Listed entries |
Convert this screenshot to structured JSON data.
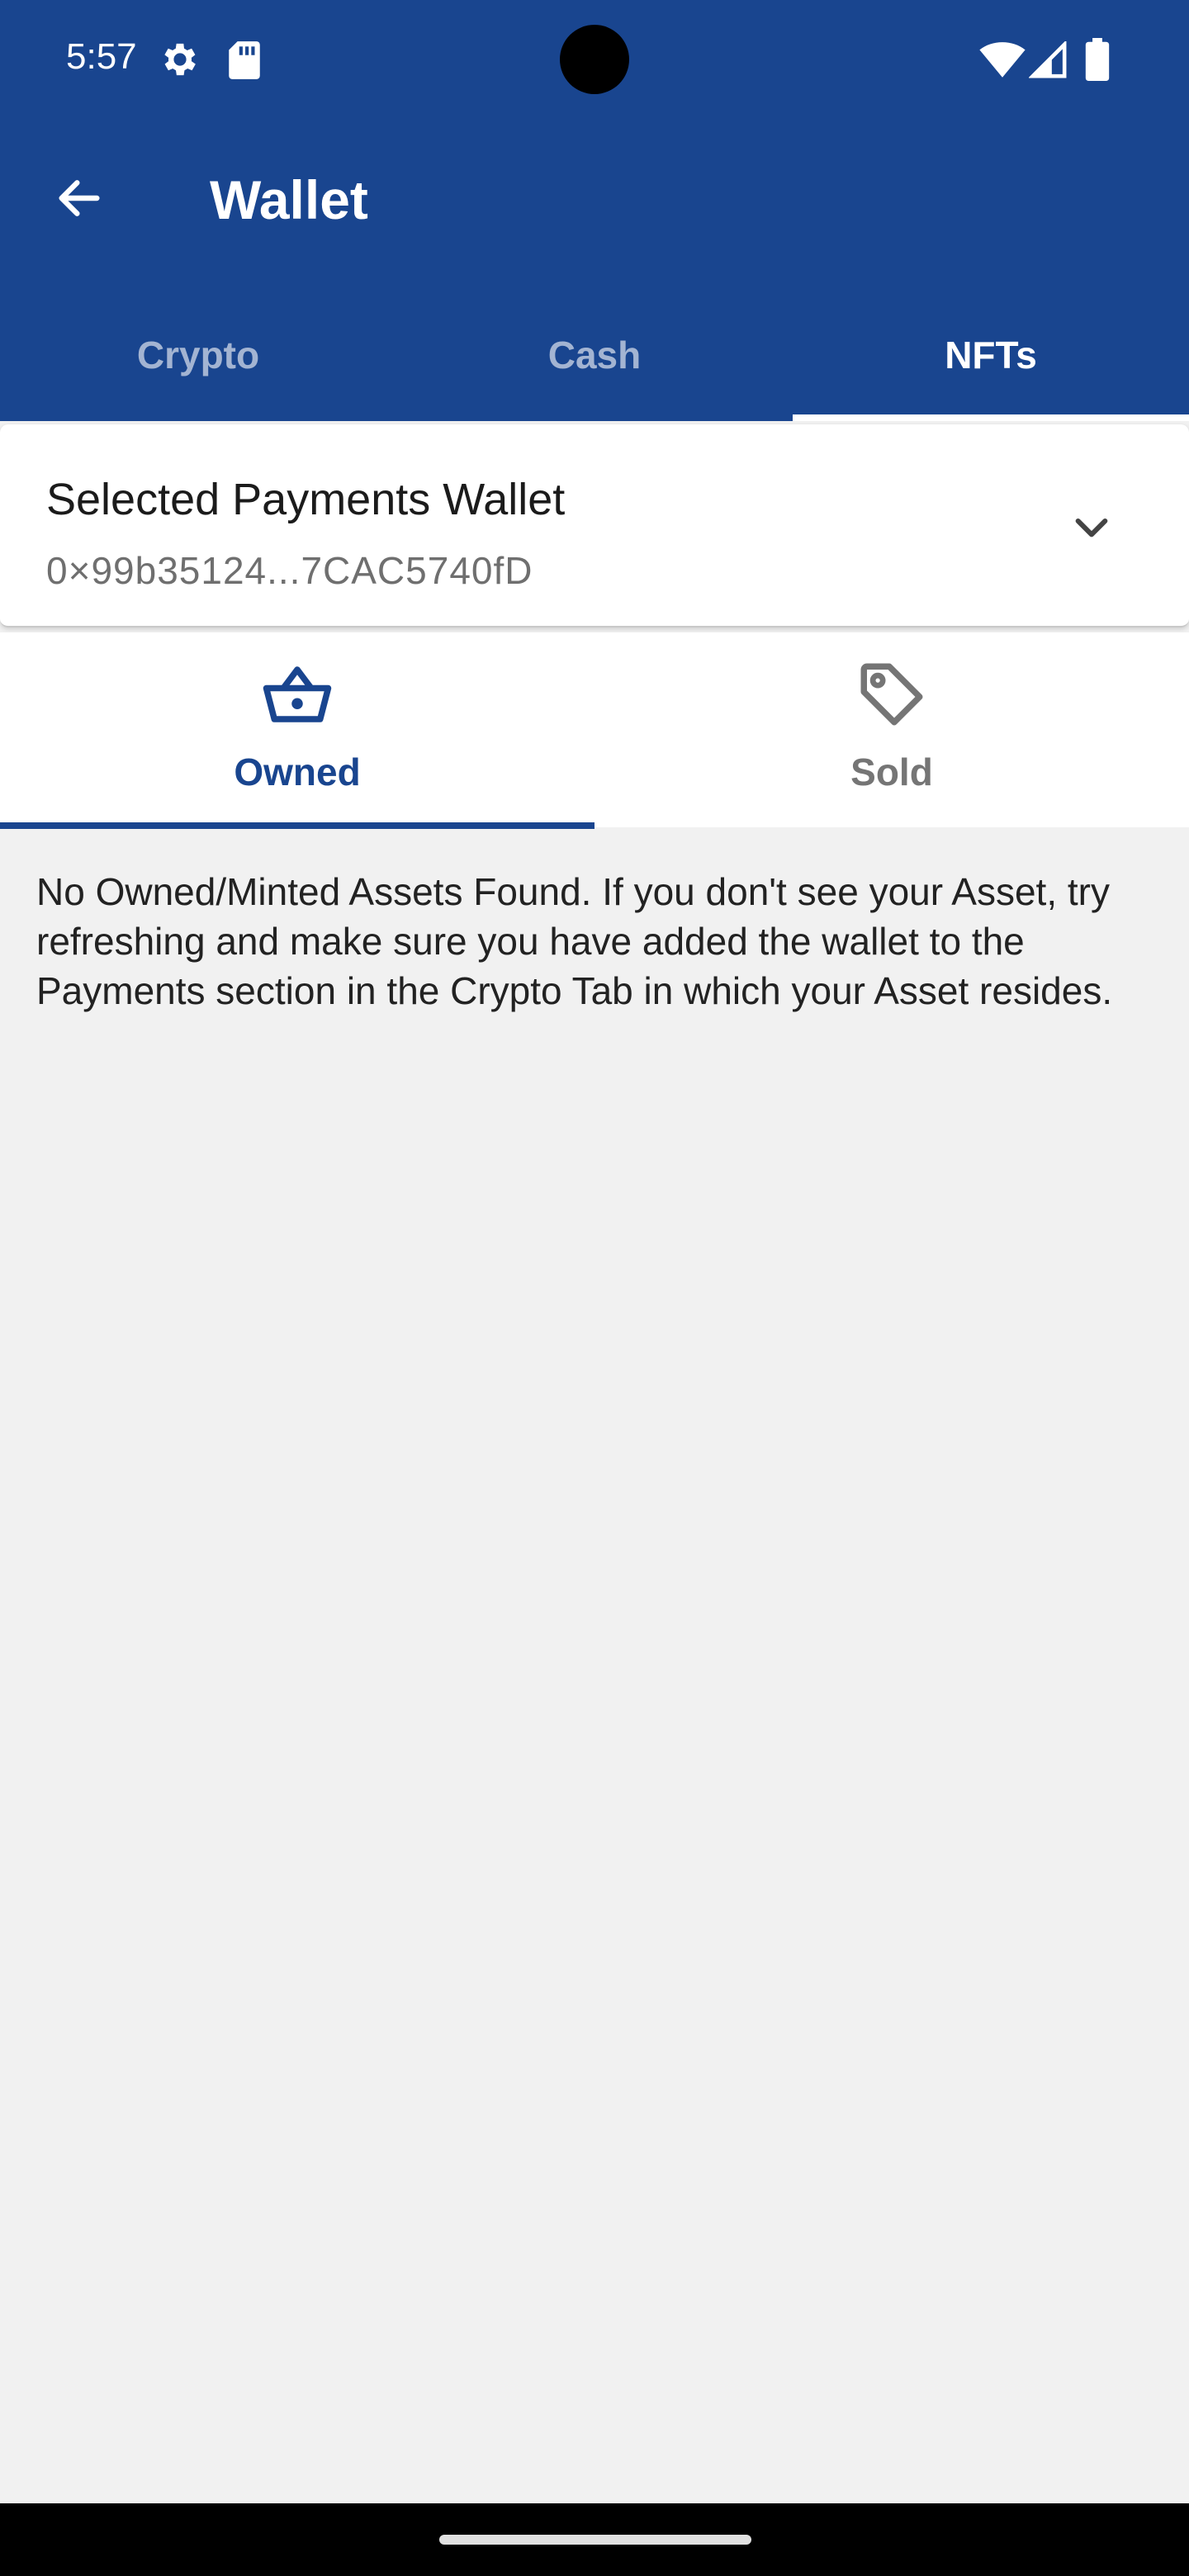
{
  "status_bar": {
    "time": "5:57",
    "icons": [
      "gear-icon",
      "sd-card-icon",
      "wifi-icon",
      "signal-icon",
      "battery-icon"
    ]
  },
  "header": {
    "title": "Wallet",
    "back_icon": "arrow-back-icon",
    "background_color": "#19458f"
  },
  "tabs": [
    {
      "label": "Crypto",
      "active": false
    },
    {
      "label": "Cash",
      "active": false
    },
    {
      "label": "NFTs",
      "active": true
    }
  ],
  "wallet_selector": {
    "title": "Selected Payments Wallet",
    "address": "0×99b35124...7CAC5740fD",
    "chevron_icon": "chevron-down-icon"
  },
  "sub_tabs": [
    {
      "label": "Owned",
      "icon": "basket-icon",
      "active": true
    },
    {
      "label": "Sold",
      "icon": "tag-icon",
      "active": false
    }
  ],
  "empty_message": "No Owned/Minted Assets Found. If you don't see your Asset, try refreshing and make sure you have added the wallet to the Payments section in the Crypto Tab in which your Asset resides.",
  "colors": {
    "accent": "#19458f",
    "background": "#f1f1f1",
    "inactive_label": "#757575"
  }
}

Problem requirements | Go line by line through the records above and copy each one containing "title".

Response to the exercise |
    "title": "Wallet",
    "title": "Selected Payments Wallet",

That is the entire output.